*Water will be removed during drying stage

Formulation B:

A second exemplary formulation for mesalamine tablets, using two polymers in the film coating, was also derived from the above experiments. The formulation is presented in the tables below.

Core Formulation
No.Materialmg/dose%
1Mesalamine400.0 78.43
2Lactose Monohydrate78.015.29
3Povidone K9010.01.96
4Syloid 244FP3 0.59
5Explotab15  2.94
6Mag. Stearate4 0.78
Purified Water, USP*100*  
7Total510  100.0
*Water will be removed during drying stage

Eudragit Film Coating Formulation
No.Materialmg/dose
1Eudragit L30D5512-20
Eudragit FS30D2-7
3TEC4-8
4Talc8
5Purified Water, USP*90*
6Total26-43
*Water will be removed during drying stage

Opadry II Beige Film Coating Formulation
No.Materialmg/dose
1Opadry II Beige No. 85F972854-8
2Purified Water, USP*75*
Total 8-16
*Water will be removed during drying stage

The terms “a” and “an” do not denote a limitation of quantity, but rather denote the presence of at least one of the referenced item. The term “or” means “and/or”. The terms “comprising”, “having”, “including”, and “containing” are to be construed as open-ended terms (i.e., meaning “including, but not limited to”) unless otherwise noted.

Recitation of ranges of values herein are merely intended to serve as a shorthand method of referring individually to each separate value falling within the range, unless otherwise indicated herein, and each separate value is incorporated into the specification as if it were individually recited herein. The endpoints of all ranges directed to the same component or property are inclusive and independently combinable.

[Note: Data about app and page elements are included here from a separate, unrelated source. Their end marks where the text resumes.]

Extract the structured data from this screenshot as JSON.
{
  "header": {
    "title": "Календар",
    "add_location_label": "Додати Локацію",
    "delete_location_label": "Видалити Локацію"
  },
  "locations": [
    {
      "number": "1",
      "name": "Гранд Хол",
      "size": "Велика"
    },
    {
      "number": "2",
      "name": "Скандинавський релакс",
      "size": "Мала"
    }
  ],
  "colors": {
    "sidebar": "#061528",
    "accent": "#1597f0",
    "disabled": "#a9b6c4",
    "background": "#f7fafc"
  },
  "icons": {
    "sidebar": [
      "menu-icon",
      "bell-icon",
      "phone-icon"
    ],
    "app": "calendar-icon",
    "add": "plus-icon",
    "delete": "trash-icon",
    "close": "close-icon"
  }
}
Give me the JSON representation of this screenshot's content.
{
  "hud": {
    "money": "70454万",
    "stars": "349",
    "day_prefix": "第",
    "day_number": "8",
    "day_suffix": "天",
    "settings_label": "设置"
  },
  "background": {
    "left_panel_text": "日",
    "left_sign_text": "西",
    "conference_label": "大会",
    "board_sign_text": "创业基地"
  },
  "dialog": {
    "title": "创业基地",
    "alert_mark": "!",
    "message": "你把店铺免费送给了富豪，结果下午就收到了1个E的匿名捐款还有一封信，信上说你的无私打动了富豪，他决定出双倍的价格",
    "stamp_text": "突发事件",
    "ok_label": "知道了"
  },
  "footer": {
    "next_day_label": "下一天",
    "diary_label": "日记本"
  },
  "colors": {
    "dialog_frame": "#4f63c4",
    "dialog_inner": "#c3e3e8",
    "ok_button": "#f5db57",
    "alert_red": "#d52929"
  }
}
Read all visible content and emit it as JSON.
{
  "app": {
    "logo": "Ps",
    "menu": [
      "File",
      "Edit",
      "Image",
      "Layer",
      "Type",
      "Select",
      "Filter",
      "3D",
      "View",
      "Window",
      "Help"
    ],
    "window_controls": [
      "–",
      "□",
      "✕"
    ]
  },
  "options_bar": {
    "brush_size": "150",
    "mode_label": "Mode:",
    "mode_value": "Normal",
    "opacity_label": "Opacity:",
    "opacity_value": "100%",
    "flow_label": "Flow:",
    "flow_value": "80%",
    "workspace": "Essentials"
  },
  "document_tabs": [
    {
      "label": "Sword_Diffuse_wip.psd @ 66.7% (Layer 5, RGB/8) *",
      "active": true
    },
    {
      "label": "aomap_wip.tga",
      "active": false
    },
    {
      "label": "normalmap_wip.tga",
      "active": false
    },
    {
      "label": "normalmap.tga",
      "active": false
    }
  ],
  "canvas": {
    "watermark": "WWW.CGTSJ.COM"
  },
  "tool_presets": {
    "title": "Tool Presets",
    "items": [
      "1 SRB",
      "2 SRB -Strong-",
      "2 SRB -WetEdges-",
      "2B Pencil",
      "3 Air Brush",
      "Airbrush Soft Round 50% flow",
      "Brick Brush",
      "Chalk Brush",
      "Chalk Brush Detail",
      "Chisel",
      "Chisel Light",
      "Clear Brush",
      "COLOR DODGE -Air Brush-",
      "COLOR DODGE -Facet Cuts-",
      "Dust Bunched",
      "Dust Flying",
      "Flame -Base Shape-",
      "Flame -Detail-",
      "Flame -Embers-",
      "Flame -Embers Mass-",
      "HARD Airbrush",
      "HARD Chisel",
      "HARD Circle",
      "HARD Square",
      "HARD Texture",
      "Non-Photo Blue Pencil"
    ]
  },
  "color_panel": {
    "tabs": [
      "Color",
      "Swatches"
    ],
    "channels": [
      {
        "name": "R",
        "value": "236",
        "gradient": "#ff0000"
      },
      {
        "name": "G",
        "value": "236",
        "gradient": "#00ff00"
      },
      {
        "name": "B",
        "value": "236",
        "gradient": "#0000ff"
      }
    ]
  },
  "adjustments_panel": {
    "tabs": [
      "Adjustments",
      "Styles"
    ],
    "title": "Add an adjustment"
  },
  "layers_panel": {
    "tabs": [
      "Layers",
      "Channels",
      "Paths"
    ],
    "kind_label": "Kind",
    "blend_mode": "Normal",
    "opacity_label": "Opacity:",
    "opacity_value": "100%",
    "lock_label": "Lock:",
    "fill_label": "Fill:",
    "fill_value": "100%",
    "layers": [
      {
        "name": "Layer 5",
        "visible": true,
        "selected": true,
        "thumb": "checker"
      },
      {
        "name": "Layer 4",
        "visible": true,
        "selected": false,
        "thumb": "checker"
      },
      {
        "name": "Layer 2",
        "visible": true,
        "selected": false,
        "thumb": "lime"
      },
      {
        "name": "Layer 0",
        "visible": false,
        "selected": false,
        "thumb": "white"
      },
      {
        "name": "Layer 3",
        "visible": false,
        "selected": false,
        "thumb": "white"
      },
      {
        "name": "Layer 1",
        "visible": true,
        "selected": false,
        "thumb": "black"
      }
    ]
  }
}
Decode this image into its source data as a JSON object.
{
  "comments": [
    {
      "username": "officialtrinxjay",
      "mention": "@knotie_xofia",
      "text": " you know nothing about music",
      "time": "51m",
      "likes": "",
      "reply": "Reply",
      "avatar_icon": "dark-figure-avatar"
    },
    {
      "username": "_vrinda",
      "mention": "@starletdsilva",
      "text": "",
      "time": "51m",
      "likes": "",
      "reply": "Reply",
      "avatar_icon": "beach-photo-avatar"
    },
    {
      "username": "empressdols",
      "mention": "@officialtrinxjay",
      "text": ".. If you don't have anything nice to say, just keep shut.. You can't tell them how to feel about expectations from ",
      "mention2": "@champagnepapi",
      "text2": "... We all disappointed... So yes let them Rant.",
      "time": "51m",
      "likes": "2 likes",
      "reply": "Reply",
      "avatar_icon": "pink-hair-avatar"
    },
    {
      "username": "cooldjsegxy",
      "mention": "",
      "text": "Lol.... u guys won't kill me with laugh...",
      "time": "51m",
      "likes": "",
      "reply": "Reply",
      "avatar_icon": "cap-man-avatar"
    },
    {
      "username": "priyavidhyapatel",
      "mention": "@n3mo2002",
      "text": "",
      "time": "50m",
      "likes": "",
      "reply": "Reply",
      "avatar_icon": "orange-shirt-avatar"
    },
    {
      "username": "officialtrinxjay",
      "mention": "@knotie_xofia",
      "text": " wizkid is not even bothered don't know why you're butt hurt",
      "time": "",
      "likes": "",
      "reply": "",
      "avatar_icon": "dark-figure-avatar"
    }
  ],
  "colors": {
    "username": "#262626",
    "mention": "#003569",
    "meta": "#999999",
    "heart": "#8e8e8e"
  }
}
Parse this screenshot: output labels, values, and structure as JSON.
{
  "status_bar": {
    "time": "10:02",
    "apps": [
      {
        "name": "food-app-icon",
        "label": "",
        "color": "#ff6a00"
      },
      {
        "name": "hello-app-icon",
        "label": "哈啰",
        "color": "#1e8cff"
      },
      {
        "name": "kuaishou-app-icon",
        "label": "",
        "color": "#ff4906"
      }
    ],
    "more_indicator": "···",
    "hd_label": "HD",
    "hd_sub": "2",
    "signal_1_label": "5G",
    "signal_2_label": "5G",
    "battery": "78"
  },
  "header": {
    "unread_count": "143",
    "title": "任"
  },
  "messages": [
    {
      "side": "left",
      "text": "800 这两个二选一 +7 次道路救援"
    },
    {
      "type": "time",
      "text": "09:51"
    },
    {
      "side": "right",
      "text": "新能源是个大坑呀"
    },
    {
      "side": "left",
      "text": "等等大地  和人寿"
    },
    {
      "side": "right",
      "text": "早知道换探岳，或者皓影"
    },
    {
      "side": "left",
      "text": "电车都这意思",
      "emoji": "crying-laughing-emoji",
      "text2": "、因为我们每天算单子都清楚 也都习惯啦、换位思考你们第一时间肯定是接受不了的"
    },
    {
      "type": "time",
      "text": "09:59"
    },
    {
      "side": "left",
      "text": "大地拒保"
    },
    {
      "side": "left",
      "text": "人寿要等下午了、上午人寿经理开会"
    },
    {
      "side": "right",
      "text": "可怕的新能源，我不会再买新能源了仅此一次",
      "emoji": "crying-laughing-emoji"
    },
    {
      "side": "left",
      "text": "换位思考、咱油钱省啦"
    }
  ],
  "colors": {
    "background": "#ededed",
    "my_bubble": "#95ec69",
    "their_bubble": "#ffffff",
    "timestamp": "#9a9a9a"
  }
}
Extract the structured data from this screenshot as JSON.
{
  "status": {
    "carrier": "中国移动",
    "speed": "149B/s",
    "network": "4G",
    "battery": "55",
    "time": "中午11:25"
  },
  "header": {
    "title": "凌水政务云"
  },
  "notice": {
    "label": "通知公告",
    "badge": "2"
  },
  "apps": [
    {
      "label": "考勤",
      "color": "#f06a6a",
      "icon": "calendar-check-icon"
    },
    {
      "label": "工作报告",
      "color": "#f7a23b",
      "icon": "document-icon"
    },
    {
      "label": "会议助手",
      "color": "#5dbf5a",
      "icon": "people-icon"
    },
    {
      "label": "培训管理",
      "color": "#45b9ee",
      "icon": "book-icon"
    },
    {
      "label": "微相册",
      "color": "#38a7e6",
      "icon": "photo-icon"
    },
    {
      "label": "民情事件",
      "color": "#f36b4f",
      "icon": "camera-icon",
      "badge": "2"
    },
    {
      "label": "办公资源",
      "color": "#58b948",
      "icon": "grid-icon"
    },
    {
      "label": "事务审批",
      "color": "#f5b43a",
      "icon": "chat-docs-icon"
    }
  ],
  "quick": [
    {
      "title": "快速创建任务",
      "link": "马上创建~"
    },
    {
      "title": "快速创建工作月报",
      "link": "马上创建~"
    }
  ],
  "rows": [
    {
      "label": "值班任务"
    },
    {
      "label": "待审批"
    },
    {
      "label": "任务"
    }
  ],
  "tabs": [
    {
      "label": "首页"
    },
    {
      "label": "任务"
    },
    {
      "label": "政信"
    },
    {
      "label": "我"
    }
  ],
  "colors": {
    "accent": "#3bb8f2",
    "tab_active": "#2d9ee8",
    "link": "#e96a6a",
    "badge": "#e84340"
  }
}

All methods described herein can be performed in a suitable order unless otherwise indicated herein or otherwise clearly contradicted by context. The use of any and all examples, or exemplary language (e.g., “such as”) provided herein, is intended merely to better illuminate the invention and does not pose a limitation on the scope of the invention unless otherwise claimed. No language in the specification should be construed as indicating any non-claimed element as essential to the practice of the invention as used herein. Unless defined otherwise, technical and scientific terms used herein have the same meaning as is commonly understood by one of skill in the art to which this invention belongs. The terms wt %, weight percent, percent by weight, etc. are equivalent and interchangeable

Embodiments of this invention are described herein, including the best mode known to the inventors for carrying out the invention. Variations of those preferred embodiments may become apparent to those of ordinary skill in the art upon reading the foregoing description. The inventors expect skilled artisans to employ such variations as appropriate, and the inventors intend for the invention to be practiced otherwise than as specifically described herein. Accordingly, this invention includes all modifications and equivalents of the subject matter recited in the claims appended hereto as permitted by applicable law. Moreover, any combination of the above-described elements in all possible variations thereof is encompassed by the invention unless otherwise indicated herein or otherwise clearly contradicted by context.